━━ LISTED RECORDS

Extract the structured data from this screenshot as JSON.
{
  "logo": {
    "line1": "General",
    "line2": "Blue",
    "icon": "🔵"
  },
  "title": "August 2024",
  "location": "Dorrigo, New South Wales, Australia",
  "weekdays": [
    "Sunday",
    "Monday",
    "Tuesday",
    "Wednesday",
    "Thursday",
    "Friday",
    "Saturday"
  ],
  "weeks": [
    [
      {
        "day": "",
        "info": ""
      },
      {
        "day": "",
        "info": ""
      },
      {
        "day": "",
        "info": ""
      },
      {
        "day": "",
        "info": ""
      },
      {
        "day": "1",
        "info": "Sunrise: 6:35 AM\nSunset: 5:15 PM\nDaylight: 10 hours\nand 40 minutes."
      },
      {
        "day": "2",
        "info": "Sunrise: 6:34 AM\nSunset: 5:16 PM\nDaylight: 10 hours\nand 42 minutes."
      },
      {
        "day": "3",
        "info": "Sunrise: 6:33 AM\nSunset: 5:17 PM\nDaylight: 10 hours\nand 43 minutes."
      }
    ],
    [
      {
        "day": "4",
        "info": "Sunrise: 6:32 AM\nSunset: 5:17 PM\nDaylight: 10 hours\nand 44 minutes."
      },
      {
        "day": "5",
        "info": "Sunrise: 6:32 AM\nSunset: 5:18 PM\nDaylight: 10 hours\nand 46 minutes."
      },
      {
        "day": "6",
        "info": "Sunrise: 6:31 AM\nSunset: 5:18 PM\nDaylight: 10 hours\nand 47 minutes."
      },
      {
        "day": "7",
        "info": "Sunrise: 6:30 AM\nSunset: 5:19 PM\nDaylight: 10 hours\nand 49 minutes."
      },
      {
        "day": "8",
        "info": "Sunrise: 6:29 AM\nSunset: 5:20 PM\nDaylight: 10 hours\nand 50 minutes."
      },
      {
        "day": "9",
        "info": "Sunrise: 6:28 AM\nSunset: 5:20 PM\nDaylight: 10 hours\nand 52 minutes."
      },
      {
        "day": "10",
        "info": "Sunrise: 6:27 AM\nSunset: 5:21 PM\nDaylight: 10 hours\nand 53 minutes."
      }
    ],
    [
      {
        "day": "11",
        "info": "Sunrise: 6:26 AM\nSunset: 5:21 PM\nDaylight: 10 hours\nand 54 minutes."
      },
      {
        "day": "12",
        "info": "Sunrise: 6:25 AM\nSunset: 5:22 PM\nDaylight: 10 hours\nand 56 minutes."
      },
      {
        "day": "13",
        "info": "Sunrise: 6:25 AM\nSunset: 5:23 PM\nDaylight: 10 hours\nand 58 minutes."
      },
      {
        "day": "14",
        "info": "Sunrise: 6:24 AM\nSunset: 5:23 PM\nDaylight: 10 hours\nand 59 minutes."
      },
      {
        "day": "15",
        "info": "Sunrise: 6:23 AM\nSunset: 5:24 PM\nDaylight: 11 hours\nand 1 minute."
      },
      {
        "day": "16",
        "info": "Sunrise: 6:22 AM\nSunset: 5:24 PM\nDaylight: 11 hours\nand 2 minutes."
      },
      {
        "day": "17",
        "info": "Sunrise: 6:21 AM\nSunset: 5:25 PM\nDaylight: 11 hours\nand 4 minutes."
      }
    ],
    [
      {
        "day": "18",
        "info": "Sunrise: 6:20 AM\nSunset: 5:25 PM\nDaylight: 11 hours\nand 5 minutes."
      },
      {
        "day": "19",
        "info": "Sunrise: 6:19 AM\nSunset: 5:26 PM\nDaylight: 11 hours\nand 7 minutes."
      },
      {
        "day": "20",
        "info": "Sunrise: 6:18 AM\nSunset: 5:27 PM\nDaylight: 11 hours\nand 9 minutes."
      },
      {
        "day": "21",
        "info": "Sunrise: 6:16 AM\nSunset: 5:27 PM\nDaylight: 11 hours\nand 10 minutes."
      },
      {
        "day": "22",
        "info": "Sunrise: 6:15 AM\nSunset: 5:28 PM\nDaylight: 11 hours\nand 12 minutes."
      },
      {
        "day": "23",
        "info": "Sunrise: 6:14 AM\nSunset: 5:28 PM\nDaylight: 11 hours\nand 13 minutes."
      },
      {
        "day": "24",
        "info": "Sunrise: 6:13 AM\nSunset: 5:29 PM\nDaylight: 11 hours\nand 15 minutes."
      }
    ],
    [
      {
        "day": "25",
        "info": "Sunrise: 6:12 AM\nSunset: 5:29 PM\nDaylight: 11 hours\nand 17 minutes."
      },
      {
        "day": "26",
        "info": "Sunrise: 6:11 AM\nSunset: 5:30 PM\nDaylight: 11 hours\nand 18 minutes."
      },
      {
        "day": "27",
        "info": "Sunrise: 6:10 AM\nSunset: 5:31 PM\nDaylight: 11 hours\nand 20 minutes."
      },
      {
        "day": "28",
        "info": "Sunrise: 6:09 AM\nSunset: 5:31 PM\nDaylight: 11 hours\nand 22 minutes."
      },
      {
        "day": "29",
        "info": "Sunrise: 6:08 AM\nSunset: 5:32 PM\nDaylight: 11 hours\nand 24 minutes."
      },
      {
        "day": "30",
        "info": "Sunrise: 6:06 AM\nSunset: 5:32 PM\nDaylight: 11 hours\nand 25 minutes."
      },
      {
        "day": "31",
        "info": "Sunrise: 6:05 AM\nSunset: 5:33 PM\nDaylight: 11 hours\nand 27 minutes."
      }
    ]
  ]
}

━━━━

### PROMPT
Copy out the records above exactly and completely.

### RESPONSE
Extract the structured data from this screenshot as JSON.
{
  "logo": {
    "line1": "General",
    "line2": "Blue",
    "icon": "🔵"
  },
  "title": "August 2024",
  "location": "Dorrigo, New South Wales, Australia",
  "weekdays": [
    "Sunday",
    "Monday",
    "Tuesday",
    "Wednesday",
    "Thursday",
    "Friday",
    "Saturday"
  ],
  "weeks": [
    [
      {
        "day": "",
        "info": ""
      },
      {
        "day": "",
        "info": ""
      },
      {
        "day": "",
        "info": ""
      },
      {
        "day": "",
        "info": ""
      },
      {
        "day": "1",
        "info": "Sunrise: 6:35 AM\nSunset: 5:15 PM\nDaylight: 10 hours\nand 40 minutes."
      },
      {
        "day": "2",
        "info": "Sunrise: 6:34 AM\nSunset: 5:16 PM\nDaylight: 10 hours\nand 42 minutes."
      },
      {
        "day": "3",
        "info": "Sunrise: 6:33 AM\nSunset: 5:17 PM\nDaylight: 10 hours\nand 43 minutes."
      }
    ],
    [
      {
        "day": "4",
        "info": "Sunrise: 6:32 AM\nSunset: 5:17 PM\nDaylight: 10 hours\nand 44 minutes."
      },
      {
        "day": "5",
        "info": "Sunrise: 6:32 AM\nSunset: 5:18 PM\nDaylight: 10 hours\nand 46 minutes."
      },
      {
        "day": "6",
        "info": "Sunrise: 6:31 AM\nSunset: 5:18 PM\nDaylight: 10 hours\nand 47 minutes."
      },
      {
        "day": "7",
        "info": "Sunrise: 6:30 AM\nSunset: 5:19 PM\nDaylight: 10 hours\nand 49 minutes."
      },
      {
        "day": "8",
        "info": "Sunrise: 6:29 AM\nSunset: 5:20 PM\nDaylight: 10 hours\nand 50 minutes."
      },
      {
        "day": "9",
        "info": "Sunrise: 6:28 AM\nSunset: 5:20 PM\nDaylight: 10 hours\nand 52 minutes."
      },
      {
        "day": "10",
        "info": "Sunrise: 6:27 AM\nSunset: 5:21 PM\nDaylight: 10 hours\nand 53 minutes."
      }
    ],
    [
      {
        "day": "11",
        "info": "Sunrise: 6:26 AM\nSunset: 5:21 PM\nDaylight: 10 hours\nand 54 minutes."
      },
      {
        "day": "12",
        "info": "Sunrise: 6:25 AM\nSunset: 5:22 PM\nDaylight: 10 hours\nand 56 minutes."
      },
      {
        "day": "13",
        "info": "Sunrise: 6:25 AM\nSunset: 5:23 PM\nDaylight: 10 hours\nand 58 minutes."
      },
      {
        "day": "14",
        "info": "Sunrise: 6:24 AM\nSunset: 5:23 PM\nDaylight: 10 hours\nand 59 minutes."
      },
      {
        "day": "15",
        "info": "Sunrise: 6:23 AM\nSunset: 5:24 PM\nDaylight: 11 hours\nand 1 minute."
      },
      {
        "day": "16",
        "info": "Sunrise: 6:22 AM\nSunset: 5:24 PM\nDaylight: 11 hours\nand 2 minutes."
      },
      {
        "day": "17",
        "info": "Sunrise: 6:21 AM\nSunset: 5:25 PM\nDaylight: 11 hours\nand 4 minutes."
      }
    ],
    [
      {
        "day": "18",
        "info": "Sunrise: 6:20 AM\nSunset: 5:25 PM\nDaylight: 11 hours\nand 5 minutes."
      },
      {
        "day": "19",
        "info": "Sunrise: 6:19 AM\nSunset: 5:26 PM\nDaylight: 11 hours\nand 7 minutes."
      },
      {
        "day": "20",
        "info": "Sunrise: 6:18 AM\nSunset: 5:27 PM\nDaylight: 11 hours\nand 9 minutes."
      },
      {
        "day": "21",
        "info": "Sunrise: 6:16 AM\nSunset: 5:27 PM\nDaylight: 11 hours\nand 10 minutes."
      },
      {
        "day": "22",
        "info": "Sunrise: 6:15 AM\nSunset: 5:28 PM\nDaylight: 11 hours\nand 12 minutes."
      },
      {
        "day": "23",
        "info": "Sunrise: 6:14 AM\nSunset: 5:28 PM\nDaylight: 11 hours\nand 13 minutes."
      },
      {
        "day": "24",
        "info": "Sunrise: 6:13 AM\nSunset: 5:29 PM\nDaylight: 11 hours\nand 15 minutes."
      }
    ],
    [
      {
        "day": "25",
        "info": "Sunrise: 6:12 AM\nSunset: 5:29 PM\nDaylight: 11 hours\nand 17 minutes."
      },
      {
        "day": "26",
        "info": "Sunrise: 6:11 AM\nSunset: 5:30 PM\nDaylight: 11 hours\nand 18 minutes."
      },
      {
        "day": "27",
        "info": "Sunrise: 6:10 AM\nSunset: 5:31 PM\nDaylight: 11 hours\nand 20 minutes."
      },
      {
        "day": "28",
        "info": "Sunrise: 6:09 AM\nSunset: 5:31 PM\nDaylight: 11 hours\nand 22 minutes."
      },
      {
        "day": "29",
        "info": "Sunrise: 6:08 AM\nSunset: 5:32 PM\nDaylight: 11 hours\nand 24 minutes."
      },
      {
        "day": "30",
        "info": "Sunrise: 6:06 AM\nSunset: 5:32 PM\nDaylight: 11 hours\nand 25 minutes."
      },
      {
        "day": "31",
        "info": "Sunrise: 6:05 AM\nSunset: 5:33 PM\nDaylight: 11 hours\nand 27 minutes."
      }
    ]
  ]
}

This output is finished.